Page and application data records
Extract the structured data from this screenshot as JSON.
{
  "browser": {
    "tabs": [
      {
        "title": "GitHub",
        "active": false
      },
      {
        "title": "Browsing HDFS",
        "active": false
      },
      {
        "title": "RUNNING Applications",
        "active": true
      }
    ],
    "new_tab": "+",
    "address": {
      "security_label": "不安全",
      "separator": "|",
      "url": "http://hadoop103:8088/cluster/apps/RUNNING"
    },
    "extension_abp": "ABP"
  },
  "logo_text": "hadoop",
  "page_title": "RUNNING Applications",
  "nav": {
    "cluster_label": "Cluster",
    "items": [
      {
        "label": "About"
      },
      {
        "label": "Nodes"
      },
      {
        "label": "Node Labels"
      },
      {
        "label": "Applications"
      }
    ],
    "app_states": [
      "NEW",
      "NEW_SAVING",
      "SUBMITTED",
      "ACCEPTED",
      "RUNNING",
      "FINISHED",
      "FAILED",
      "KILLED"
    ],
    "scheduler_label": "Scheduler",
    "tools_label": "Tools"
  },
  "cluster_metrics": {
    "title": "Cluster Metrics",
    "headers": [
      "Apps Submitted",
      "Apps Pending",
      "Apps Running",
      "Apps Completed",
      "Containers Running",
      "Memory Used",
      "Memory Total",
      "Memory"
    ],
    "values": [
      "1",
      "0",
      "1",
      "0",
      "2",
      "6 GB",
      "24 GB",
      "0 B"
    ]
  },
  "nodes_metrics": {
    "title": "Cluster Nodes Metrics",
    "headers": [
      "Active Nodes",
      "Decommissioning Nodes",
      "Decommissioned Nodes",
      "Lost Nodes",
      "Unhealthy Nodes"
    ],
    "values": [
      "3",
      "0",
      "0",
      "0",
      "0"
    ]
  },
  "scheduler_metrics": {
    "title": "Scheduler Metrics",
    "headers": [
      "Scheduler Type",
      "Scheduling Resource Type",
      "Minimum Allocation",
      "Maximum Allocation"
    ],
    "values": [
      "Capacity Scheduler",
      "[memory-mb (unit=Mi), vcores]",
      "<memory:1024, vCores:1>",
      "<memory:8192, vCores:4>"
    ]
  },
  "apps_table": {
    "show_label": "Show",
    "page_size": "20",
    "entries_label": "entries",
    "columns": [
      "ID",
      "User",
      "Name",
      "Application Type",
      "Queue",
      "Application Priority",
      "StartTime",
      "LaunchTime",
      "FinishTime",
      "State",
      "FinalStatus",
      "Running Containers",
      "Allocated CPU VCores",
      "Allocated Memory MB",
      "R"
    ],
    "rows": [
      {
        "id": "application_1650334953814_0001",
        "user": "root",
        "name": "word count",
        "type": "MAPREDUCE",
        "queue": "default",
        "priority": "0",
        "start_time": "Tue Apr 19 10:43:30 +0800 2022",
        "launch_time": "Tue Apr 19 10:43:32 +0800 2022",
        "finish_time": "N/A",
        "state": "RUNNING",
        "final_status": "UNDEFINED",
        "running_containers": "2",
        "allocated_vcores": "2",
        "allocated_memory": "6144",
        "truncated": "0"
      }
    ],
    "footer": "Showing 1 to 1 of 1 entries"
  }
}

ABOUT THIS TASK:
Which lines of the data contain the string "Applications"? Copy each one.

SOLUTION TO THIS EXERCISE:
        "title": "RUNNING Applications",
  "page_title": "RUNNING Applications",
        "label": "Applications"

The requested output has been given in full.